Format: DVD from Sycamore Public Library on laptop.
When Wes Craven wrote and directed Scream, he made something that worked on multiple levels. It was a completely self-aware horror movie that openly played with the tropes of the genre. At the same time, it was an effective slasher movie in its own right. Scream wouldn’t have been anything like the success it was if it hadn’t been a good slasher itself, and the fact that it literally told the audience the tropes it already knew and had fun with them made it the genre rewrite it was. So what the hell do you do with Scream 2?
Well, what you do is you continue to play with the tropes of the genre, and you also play with the various ideas of sequels. We’re told at one point that the rules of the sequel include a bigger body count and more violent kills all the way through. One of the things that isn’t mentioned but is specifically played with is the fact that at least one survivor from the first film isn’t going to make it to the end of the second film.
So let’s play with some tropes here. One of the genius moves of Scream was that it gave us Drew Barrymore in the opening sequence. Everyone in the audience assumes that Drew is going to be the star of the film (she’s on the poster, after all), and she doesn’t make it 15 minutes into the film. We’ll get the same thing here when we’re introduced to a couple consisting of Omar Epps and Jada Pinkett Smith. They’re attending a free premier of “Stab,” a movie inside the movie based on the first film. Neither one of them manages to make it through the movie (giving us the horror movie staple that the black characters are the first ones to die).
And, well, what follows is going to be a lot like Scream with the same self-aware dialogue and the same basic premise. Sidney Prescott (Neve Campbell) is now a college student and is sealing with her unwanted fame/notoriety with the help of her roommate Hallie (Elise Neal). Attending with her is first movie survivor Randy Meeks (Jamie Kennedy). When news of the murders at the premiere comes out, reporter Gale Weathers (Courteney Cox) shows up, in part to follow the story and in part to promote her book on which the in-film movie was made. Also showing up is former cop Dewey Riley (David Arquette). It’s old home week for much of the original cast.
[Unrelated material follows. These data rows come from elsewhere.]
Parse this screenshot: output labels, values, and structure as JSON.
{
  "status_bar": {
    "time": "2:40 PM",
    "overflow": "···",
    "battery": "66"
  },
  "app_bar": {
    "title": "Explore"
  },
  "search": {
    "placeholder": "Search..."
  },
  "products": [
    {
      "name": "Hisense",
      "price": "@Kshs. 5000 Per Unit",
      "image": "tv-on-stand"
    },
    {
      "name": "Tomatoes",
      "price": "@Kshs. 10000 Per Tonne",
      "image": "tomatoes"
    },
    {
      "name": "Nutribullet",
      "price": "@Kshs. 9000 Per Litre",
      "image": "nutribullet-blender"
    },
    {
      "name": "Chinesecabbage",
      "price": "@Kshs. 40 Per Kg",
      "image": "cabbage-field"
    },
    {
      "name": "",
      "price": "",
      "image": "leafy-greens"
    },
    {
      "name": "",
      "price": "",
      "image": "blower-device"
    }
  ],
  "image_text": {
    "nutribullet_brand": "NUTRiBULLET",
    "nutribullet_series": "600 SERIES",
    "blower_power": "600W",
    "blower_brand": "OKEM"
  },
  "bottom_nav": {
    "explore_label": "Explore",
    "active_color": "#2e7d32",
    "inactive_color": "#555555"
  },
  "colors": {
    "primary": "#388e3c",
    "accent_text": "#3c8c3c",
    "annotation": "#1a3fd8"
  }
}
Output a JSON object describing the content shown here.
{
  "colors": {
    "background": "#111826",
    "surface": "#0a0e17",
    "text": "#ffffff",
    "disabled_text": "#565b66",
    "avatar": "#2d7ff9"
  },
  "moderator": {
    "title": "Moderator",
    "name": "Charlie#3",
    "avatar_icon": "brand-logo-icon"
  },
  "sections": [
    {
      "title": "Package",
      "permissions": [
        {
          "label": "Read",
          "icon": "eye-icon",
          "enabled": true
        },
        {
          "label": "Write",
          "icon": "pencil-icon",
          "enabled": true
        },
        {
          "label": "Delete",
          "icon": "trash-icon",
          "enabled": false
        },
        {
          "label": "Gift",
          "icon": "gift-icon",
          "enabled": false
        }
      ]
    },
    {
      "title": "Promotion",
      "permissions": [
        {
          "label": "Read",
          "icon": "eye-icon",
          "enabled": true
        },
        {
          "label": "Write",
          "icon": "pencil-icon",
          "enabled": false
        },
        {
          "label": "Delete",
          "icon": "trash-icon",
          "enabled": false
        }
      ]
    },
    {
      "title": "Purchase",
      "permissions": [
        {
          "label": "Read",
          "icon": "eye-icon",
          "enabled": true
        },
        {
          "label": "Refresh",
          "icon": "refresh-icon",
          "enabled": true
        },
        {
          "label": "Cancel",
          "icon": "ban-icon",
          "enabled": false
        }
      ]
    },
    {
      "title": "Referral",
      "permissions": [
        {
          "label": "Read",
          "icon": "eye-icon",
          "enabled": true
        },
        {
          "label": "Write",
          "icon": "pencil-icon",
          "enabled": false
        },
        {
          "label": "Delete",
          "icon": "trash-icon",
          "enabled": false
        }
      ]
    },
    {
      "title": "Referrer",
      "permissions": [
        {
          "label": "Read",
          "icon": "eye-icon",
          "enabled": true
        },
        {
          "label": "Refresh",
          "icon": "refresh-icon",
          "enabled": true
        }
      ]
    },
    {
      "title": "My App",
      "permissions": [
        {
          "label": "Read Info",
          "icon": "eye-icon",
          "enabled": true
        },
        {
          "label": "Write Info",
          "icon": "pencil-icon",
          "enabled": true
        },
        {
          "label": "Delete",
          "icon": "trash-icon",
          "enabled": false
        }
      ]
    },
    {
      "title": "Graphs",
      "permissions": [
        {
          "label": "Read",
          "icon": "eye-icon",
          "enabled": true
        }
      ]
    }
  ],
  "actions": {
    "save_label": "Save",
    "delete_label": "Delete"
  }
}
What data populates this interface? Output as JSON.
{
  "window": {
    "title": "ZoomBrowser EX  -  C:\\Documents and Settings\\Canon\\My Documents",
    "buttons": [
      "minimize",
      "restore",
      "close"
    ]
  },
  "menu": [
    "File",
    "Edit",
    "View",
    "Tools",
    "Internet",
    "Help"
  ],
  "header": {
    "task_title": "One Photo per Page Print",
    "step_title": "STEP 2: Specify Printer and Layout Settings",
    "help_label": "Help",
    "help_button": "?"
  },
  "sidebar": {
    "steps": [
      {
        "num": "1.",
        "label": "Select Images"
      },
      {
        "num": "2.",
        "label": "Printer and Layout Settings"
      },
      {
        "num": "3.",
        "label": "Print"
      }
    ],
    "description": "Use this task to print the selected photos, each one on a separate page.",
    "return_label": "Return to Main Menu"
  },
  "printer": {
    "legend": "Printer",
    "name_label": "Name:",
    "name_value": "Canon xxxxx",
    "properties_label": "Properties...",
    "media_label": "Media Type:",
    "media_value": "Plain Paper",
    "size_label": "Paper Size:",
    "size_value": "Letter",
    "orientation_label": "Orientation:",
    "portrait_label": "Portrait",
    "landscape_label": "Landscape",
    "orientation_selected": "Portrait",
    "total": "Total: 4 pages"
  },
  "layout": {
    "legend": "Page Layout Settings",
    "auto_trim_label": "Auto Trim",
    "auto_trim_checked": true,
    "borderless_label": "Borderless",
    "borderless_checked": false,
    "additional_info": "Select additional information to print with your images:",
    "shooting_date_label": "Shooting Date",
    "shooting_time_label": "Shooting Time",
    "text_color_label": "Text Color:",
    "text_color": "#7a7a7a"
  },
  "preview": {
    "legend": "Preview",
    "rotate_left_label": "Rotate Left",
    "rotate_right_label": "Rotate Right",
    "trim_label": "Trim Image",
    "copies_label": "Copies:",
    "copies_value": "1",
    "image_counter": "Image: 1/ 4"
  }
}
There are some changes, of course. Since Gale Weathers’s cameraman was diced in the first film, he’s replaced by Joel (Duane Martin). We’ve also got a few new students/potential victims/potential killers in Mickey (Timothy Olyphant) and Cici (Sarah Michelle Gellar). Also making appearances are the man Sidney had put in prison in the first film, Cotton Weary (Liev Schreiber). Gale has her own fangirl, local reporter Debbie Salt (Laurie Metcalf) to round out the cast. There are cameos by actors-of-the-moment Rebecca Gayheart and Joshua Jackson, as well as a nice short appearance from frequent film baddie David Warner. Other cameos include Tori Spelling as herself and both Luke Wilson and Heather Graham in the in-film Stab movie.
Honestly, where we go with this is exactly where you think we’re going to go with this. Just as Scream had a scene that detailed some of the explicit rules that slasher films live by, Scream 2 will have a long discussion of sequels and the way that they work. In particular, there is a very self-aware scene in a film classroom where various students discuss the merits of sequels and why sequels are never as good as the original film. This is exactly the sort of thing that made the first film a success, and exactly the sort of call back that both works in the moment and also helps the audience realize that this is, in fact, a sequel and therefore not nearly as good as the first film.
There’s no shame (and no shock) in saying that. Scream 2 isn’t as good as the first film by a long shot. The main reason for that is that Scream worked in large part because it felt so fresh in so many ways. The self-awareness of the film is what made it so much fun, and the fact that we as the audience didn’t know how it was going to play with genre conventions made every scene feel new in so many ways. You can’t get that same feeling in the sequel, or at least that lightning is very hard to catch in the same bottle a second time.
Scream 2 is a decent film. If you liked the first one (and you should have), there’s a lot to like here, but there’s no getting around the fact that it’s a letdown after just how exciting and new Scream felt despite it so clearly going with the conventions of its genre.
Why to watch Scream 2: All of the relevant surviving cast members from the first film have returned.
Why not to watch: It’s a sequel, so it loses a lot from the excitement of the original.